─── Supplied data

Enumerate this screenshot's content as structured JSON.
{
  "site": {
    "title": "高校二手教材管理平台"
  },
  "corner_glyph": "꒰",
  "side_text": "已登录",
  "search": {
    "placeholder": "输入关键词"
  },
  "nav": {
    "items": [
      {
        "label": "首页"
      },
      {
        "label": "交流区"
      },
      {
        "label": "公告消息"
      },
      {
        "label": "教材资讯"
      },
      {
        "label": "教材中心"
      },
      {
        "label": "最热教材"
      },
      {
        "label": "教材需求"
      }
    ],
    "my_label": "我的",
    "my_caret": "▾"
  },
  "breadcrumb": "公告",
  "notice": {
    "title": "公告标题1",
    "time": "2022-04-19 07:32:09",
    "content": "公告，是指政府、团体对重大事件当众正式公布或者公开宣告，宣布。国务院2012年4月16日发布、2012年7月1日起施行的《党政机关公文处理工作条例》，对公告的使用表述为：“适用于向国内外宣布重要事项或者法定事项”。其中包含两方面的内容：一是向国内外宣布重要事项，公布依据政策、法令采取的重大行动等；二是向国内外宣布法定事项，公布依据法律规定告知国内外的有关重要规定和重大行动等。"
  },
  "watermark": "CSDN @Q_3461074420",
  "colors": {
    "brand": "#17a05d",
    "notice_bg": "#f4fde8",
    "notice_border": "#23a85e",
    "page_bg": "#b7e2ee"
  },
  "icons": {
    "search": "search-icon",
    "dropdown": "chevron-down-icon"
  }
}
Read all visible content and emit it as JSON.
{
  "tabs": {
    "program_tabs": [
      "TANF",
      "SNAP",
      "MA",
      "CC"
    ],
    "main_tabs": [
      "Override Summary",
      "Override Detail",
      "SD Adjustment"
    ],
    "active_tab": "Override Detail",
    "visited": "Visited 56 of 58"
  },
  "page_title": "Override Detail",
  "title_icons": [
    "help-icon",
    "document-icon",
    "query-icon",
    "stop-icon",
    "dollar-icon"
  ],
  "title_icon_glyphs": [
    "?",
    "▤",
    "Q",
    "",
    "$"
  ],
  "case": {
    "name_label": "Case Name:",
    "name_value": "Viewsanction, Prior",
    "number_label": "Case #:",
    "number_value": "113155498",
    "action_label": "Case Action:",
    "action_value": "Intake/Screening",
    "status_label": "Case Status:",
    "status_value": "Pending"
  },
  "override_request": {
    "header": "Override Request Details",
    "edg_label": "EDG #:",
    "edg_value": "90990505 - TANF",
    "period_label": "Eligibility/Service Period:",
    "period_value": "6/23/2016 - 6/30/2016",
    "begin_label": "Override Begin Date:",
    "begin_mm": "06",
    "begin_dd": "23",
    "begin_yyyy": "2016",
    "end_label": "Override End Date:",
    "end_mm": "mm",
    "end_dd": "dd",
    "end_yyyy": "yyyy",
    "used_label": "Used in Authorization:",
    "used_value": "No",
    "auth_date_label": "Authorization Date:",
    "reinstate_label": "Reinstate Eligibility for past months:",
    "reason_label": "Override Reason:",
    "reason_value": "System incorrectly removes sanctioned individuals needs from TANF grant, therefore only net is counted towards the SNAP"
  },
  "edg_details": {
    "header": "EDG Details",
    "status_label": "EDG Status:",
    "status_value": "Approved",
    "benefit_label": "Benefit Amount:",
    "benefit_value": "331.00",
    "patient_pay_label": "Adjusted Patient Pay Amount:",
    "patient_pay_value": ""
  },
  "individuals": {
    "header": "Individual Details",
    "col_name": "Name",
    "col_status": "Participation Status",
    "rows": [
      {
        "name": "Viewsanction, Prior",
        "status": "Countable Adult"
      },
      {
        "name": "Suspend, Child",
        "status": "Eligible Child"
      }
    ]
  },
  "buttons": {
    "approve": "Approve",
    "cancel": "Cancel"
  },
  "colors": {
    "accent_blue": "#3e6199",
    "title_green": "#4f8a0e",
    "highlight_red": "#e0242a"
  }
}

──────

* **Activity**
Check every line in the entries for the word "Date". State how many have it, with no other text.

* **Written reply**
3